» **TASK DETAILS**:
A faithful copy of the whole listing is required.

» **INFORMATION SUPPLIED**:
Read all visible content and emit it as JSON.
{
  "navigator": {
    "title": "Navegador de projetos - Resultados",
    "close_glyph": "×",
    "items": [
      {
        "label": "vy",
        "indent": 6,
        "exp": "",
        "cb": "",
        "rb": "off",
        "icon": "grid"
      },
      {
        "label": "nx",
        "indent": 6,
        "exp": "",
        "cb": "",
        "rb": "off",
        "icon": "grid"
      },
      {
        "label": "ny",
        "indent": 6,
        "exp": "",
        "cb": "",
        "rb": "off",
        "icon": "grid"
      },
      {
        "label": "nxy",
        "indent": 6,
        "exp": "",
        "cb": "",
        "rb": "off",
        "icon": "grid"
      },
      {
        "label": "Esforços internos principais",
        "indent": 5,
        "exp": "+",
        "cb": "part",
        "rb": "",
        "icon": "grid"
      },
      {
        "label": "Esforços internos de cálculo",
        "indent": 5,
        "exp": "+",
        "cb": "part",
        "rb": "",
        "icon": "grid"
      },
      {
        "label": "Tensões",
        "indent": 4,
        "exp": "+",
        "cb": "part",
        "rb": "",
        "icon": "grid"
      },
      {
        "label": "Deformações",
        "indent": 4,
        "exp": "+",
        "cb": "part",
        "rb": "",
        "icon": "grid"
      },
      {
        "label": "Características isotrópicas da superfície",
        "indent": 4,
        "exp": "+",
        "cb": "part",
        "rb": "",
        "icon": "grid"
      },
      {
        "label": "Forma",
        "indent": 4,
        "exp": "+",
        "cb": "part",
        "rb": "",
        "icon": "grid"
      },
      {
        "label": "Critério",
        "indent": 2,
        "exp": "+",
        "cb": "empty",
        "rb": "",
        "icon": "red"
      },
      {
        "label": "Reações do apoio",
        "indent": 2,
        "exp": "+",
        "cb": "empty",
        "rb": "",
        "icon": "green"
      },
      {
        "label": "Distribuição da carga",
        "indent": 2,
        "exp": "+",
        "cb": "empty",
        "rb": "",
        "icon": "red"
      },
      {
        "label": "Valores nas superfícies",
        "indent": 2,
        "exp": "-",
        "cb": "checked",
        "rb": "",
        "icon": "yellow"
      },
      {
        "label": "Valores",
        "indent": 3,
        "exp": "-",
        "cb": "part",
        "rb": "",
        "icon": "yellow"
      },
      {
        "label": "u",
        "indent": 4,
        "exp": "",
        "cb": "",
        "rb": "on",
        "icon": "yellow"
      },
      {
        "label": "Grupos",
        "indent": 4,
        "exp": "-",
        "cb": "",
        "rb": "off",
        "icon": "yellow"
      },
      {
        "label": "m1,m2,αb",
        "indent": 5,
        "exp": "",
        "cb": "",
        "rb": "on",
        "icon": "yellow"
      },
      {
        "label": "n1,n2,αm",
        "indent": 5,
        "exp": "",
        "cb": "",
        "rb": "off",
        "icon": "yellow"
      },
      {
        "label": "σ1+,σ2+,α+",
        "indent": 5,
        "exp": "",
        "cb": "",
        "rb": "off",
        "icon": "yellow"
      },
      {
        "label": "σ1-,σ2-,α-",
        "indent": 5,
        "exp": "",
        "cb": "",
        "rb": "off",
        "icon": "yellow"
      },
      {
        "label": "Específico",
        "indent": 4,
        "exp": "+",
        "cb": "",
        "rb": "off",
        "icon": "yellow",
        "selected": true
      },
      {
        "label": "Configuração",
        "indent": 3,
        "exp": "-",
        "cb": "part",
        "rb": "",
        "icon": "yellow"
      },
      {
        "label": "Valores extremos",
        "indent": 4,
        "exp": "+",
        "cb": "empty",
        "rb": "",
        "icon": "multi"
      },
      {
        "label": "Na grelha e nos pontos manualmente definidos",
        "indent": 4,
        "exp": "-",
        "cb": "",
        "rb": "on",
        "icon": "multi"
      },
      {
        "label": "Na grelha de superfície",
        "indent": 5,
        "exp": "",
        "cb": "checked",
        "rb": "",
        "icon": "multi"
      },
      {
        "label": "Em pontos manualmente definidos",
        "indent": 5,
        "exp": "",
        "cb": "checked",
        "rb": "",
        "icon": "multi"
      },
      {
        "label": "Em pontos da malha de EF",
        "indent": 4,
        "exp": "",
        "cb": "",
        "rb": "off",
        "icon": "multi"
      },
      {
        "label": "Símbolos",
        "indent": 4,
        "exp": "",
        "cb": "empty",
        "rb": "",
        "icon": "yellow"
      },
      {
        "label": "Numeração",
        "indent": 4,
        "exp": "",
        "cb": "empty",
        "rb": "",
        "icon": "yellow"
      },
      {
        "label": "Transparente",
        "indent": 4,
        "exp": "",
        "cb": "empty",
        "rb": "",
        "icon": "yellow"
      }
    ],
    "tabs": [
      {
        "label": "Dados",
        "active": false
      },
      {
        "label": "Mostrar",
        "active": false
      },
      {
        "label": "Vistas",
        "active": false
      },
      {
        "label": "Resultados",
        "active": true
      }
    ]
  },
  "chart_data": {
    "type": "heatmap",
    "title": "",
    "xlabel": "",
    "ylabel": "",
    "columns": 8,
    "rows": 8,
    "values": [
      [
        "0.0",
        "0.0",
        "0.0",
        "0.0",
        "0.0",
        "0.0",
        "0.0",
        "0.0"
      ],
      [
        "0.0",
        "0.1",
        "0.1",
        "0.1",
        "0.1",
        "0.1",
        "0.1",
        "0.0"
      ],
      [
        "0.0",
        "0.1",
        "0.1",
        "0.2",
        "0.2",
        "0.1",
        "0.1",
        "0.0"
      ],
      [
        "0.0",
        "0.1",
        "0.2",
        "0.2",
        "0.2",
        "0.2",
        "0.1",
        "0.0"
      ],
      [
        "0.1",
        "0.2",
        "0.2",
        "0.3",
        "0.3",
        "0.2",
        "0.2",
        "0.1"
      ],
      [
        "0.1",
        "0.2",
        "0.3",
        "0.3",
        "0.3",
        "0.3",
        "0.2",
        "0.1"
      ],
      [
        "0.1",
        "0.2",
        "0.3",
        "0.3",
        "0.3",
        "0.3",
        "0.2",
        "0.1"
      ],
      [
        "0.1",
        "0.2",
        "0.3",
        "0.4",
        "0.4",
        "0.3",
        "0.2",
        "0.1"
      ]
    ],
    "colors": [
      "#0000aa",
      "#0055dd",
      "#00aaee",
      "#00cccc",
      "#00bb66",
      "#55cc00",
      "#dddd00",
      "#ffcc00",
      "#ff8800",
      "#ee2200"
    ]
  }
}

» **YOUR SOLUTION**:
Read all visible content and emit it as JSON.
{
  "navigator": {
    "title": "Navegador de projetos - Resultados",
    "close_glyph": "×",
    "items": [
      {
        "label": "vy",
        "indent": 6,
        "exp": "",
        "cb": "",
        "rb": "off",
        "icon": "grid"
      },
      {
        "label": "nx",
        "indent": 6,
        "exp": "",
        "cb": "",
        "rb": "off",
        "icon": "grid"
      },
      {
        "label": "ny",
        "indent": 6,
        "exp": "",
        "cb": "",
        "rb": "off",
        "icon": "grid"
      },
      {
        "label": "nxy",
        "indent": 6,
        "exp": "",
        "cb": "",
        "rb": "off",
        "icon": "grid"
      },
      {
        "label": "Esforços internos principais",
        "indent": 5,
        "exp": "+",
        "cb": "part",
        "rb": "",
        "icon": "grid"
      },
      {
        "label": "Esforços internos de cálculo",
        "indent": 5,
        "exp": "+",
        "cb": "part",
        "rb": "",
        "icon": "grid"
      },
      {
        "label": "Tensões",
        "indent": 4,
        "exp": "+",
        "cb": "part",
        "rb": "",
        "icon": "grid"
      },
      {
        "label": "Deformações",
        "indent": 4,
        "exp": "+",
        "cb": "part",
        "rb": "",
        "icon": "grid"
      },
      {
        "label": "Características isotrópicas da superfície",
        "indent": 4,
        "exp": "+",
        "cb": "part",
        "rb": "",
        "icon": "grid"
      },
      {
        "label": "Forma",
        "indent": 4,
        "exp": "+",
        "cb": "part",
        "rb": "",
        "icon": "grid"
      },
      {
        "label": "Critério",
        "indent": 2,
        "exp": "+",
        "cb": "empty",
        "rb": "",
        "icon": "red"
      },
      {
        "label": "Reações do apoio",
        "indent": 2,
        "exp": "+",
        "cb": "empty",
        "rb": "",
        "icon": "green"
      },
      {
        "label": "Distribuição da carga",
        "indent": 2,
        "exp": "+",
        "cb": "empty",
        "rb": "",
        "icon": "red"
      },
      {
        "label": "Valores nas superfícies",
        "indent": 2,
        "exp": "-",
        "cb": "checked",
        "rb": "",
        "icon": "yellow"
      },
      {
        "label": "Valores",
        "indent": 3,
        "exp": "-",
        "cb": "part",
        "rb": "",
        "icon": "yellow"
      },
      {
        "label": "u",
        "indent": 4,
        "exp": "",
        "cb": "",
        "rb": "on",
        "icon": "yellow"
      },
      {
        "label": "Grupos",
        "indent": 4,
        "exp": "-",
        "cb": "",
        "rb": "off",
        "icon": "yellow"
      },
      {
        "label": "m1,m2,αb",
        "indent": 5,
        "exp": "",
        "cb": "",
        "rb": "on",
        "icon": "yellow"
      },
      {
        "label": "n1,n2,αm",
        "indent": 5,
        "exp": "",
        "cb": "",
        "rb": "off",
        "icon": "yellow"
      },
      {
        "label": "σ1+,σ2+,α+",
        "indent": 5,
        "exp": "",
        "cb": "",
        "rb": "off",
        "icon": "yellow"
      },
      {
        "label": "σ1-,σ2-,α-",
        "indent": 5,
        "exp": "",
        "cb": "",
        "rb": "off",
        "icon": "yellow"
      },
      {
        "label": "Específico",
        "indent": 4,
        "exp": "+",
        "cb": "",
        "rb": "off",
        "icon": "yellow",
        "selected": true
      },
      {
        "label": "Configuração",
        "indent": 3,
        "exp": "-",
        "cb": "part",
        "rb": "",
        "icon": "yellow"
      },
      {
        "label": "Valores extremos",
        "indent": 4,
        "exp": "+",
        "cb": "empty",
        "rb": "",
        "icon": "multi"
      },
      {
        "label": "Na grelha e nos pontos manualmente definidos",
        "indent": 4,
        "exp": "-",
        "cb": "",
        "rb": "on",
        "icon": "multi"
      },
      {
        "label": "Na grelha de superfície",
        "indent": 5,
        "exp": "",
        "cb": "checked",
        "rb": "",
        "icon": "multi"
      },
      {
        "label": "Em pontos manualmente definidos",
        "indent": 5,
        "exp": "",
        "cb": "checked",
        "rb": "",
        "icon": "multi"
      },
      {
        "label": "Em pontos da malha de EF",
        "indent": 4,
        "exp": "",
        "cb": "",
        "rb": "off",
        "icon": "multi"
      },
      {
        "label": "Símbolos",
        "indent": 4,
        "exp": "",
        "cb": "empty",
        "rb": "",
        "icon": "yellow"
      },
      {
        "label": "Numeração",
        "indent": 4,
        "exp": "",
        "cb": "empty",
        "rb": "",
        "icon": "yellow"
      },
      {
        "label": "Transparente",
        "indent": 4,
        "exp": "",
        "cb": "empty",
        "rb": "",
        "icon": "yellow"
      }
    ],
    "tabs": [
      {
        "label": "Dados",
        "active": false
      },
      {
        "label": "Mostrar",
        "active": false
      },
      {
        "label": "Vistas",
        "active": false
      },
      {
        "label": "Resultados",
        "active": true
      }
    ]
  },
  "chart_data": {
    "type": "heatmap",
    "title": "",
    "xlabel": "",
    "ylabel": "",
    "columns": 8,
    "rows": 8,
    "values": [
      [
        "0.0",
        "0.0",
        "0.0",
        "0.0",
        "0.0",
        "0.0",
        "0.0",
        "0.0"
      ],
      [
        "0.0",
        "0.1",
        "0.1",
        "0.1",
        "0.1",
        "0.1",
        "0.1",
        "0.0"
      ],
      [
        "0.0",
        "0.1",
        "0.1",
        "0.2",
        "0.2",
        "0.1",
        "0.1",
        "0.0"
      ],
      [
        "0.0",
        "0.1",
        "0.2",
        "0.2",
        "0.2",
        "0.2",
        "0.1",
        "0.0"
      ],
      [
        "0.1",
        "0.2",
        "0.2",
        "0.3",
        "0.3",
        "0.2",
        "0.2",
        "0.1"
      ],
      [
        "0.1",
        "0.2",
        "0.3",
        "0.3",
        "0.3",
        "0.3",
        "0.2",
        "0.1"
      ],
      [
        "0.1",
        "0.2",
        "0.3",
        "0.3",
        "0.3",
        "0.3",
        "0.2",
        "0.1"
      ],
      [
        "0.1",
        "0.2",
        "0.3",
        "0.4",
        "0.4",
        "0.3",
        "0.2",
        "0.1"
      ]
    ],
    "colors": [
      "#0000aa",
      "#0055dd",
      "#00aaee",
      "#00cccc",
      "#00bb66",
      "#55cc00",
      "#dddd00",
      "#ffcc00",
      "#ff8800",
      "#ee2200"
    ]
  }
}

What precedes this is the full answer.